DESCRIPTION OF THE TASK ▸
Go through the entries below and collect each line with the string "text" in it.

++++ DATASET RECORDS ++++

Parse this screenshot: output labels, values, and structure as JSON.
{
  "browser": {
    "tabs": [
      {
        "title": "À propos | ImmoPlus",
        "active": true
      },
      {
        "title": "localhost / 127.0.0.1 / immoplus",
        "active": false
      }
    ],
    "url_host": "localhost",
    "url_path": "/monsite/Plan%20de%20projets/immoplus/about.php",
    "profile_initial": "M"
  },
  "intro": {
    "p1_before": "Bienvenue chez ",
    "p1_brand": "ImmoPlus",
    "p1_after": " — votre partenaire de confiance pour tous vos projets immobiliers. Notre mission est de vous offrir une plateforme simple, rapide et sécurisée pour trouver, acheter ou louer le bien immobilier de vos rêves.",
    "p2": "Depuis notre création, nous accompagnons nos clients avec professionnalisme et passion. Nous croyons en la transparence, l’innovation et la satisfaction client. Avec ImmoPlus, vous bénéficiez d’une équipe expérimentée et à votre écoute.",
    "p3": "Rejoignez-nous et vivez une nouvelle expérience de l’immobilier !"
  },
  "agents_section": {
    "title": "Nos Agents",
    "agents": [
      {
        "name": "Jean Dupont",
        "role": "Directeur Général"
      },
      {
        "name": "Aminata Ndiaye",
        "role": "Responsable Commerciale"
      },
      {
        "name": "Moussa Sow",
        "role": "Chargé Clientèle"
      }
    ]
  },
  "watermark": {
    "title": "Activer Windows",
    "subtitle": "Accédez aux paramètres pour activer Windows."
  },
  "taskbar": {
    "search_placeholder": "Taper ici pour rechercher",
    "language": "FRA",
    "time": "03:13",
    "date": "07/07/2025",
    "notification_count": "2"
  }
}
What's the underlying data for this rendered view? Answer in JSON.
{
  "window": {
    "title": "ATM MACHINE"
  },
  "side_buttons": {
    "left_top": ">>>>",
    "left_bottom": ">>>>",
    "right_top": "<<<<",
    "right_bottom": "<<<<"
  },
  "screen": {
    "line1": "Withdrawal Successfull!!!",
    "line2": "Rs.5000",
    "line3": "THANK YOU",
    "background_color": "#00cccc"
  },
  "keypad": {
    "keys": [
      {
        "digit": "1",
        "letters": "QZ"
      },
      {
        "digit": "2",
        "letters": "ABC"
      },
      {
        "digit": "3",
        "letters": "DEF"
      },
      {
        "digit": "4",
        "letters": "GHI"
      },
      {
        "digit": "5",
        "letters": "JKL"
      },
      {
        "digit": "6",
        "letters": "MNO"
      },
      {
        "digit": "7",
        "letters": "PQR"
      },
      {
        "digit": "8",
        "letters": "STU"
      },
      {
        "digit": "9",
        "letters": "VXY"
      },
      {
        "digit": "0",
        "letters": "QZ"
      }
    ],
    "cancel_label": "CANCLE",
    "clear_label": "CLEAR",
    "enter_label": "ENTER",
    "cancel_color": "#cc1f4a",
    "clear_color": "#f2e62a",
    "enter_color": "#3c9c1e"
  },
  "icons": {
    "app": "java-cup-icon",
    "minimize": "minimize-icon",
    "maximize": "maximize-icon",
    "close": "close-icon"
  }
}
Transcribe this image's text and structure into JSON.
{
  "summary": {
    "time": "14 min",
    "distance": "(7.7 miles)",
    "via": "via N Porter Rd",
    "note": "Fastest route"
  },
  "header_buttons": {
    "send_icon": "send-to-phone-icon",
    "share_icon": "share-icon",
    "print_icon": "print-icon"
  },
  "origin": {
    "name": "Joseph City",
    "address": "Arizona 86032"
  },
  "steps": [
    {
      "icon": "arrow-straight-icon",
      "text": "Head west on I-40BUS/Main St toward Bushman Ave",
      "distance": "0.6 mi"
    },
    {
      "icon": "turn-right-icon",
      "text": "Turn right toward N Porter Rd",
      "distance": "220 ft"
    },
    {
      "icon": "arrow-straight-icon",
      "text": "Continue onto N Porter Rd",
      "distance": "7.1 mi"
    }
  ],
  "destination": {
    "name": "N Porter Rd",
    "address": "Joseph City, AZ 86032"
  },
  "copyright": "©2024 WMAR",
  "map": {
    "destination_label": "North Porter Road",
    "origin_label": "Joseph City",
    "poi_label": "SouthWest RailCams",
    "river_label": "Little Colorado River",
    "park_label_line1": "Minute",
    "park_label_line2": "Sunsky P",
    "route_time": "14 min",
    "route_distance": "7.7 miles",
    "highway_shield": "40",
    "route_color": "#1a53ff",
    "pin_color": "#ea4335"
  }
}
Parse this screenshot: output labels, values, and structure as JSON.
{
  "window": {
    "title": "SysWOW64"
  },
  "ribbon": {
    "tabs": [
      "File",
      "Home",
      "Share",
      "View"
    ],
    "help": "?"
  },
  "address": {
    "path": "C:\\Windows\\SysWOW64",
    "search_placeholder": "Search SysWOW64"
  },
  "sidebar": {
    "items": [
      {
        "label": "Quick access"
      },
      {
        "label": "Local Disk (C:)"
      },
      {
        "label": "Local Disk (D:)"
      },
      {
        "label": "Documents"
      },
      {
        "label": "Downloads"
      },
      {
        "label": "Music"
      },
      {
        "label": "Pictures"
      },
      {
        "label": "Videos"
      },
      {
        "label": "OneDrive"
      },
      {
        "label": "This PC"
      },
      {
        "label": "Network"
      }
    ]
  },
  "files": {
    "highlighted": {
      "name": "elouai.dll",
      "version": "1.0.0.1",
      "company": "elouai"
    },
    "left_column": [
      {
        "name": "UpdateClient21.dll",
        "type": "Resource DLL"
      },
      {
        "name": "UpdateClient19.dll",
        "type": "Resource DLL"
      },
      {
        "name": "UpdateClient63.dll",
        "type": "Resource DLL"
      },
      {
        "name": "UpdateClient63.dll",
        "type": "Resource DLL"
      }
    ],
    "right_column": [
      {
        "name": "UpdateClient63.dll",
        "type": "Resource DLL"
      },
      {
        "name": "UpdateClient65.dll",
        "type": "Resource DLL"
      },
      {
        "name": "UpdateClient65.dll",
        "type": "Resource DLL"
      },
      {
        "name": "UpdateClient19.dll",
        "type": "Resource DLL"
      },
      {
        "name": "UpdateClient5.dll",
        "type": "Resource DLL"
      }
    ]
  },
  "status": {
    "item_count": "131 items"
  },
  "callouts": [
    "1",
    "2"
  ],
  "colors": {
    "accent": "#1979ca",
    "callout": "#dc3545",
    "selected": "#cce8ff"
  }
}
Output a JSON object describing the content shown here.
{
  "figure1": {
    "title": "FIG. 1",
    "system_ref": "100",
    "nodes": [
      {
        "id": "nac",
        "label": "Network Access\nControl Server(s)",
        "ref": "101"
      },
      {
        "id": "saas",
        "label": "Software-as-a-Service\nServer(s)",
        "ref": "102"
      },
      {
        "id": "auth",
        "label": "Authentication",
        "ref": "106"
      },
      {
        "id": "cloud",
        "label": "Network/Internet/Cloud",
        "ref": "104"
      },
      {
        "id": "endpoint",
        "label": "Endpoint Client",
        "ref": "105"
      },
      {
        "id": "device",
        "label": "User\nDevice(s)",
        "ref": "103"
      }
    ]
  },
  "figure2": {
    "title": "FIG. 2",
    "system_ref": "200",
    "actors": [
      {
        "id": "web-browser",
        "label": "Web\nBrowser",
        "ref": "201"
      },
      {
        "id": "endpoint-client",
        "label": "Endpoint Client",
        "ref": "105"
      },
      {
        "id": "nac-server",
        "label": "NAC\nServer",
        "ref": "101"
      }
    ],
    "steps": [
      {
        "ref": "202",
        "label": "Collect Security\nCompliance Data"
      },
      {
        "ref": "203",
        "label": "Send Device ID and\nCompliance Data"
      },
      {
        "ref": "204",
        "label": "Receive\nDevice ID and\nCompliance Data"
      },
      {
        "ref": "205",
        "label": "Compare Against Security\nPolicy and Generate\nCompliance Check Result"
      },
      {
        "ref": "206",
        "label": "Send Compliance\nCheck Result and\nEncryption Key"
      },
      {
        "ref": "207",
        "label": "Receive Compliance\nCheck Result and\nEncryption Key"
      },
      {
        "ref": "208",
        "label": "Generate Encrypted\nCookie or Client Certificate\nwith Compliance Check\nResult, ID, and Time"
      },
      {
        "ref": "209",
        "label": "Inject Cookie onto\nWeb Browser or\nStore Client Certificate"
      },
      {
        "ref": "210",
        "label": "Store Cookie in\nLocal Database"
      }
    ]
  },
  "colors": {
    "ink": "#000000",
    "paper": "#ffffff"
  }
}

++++

ANSWER SPACE ▸
Transcribe this image's text and structure into JSON.
      "text": "Head west on I-40BUS/Main St toward Bushman Ave",
      "text": "Turn right toward N Porter Rd",
      "text": "Continue onto N Porter Rd",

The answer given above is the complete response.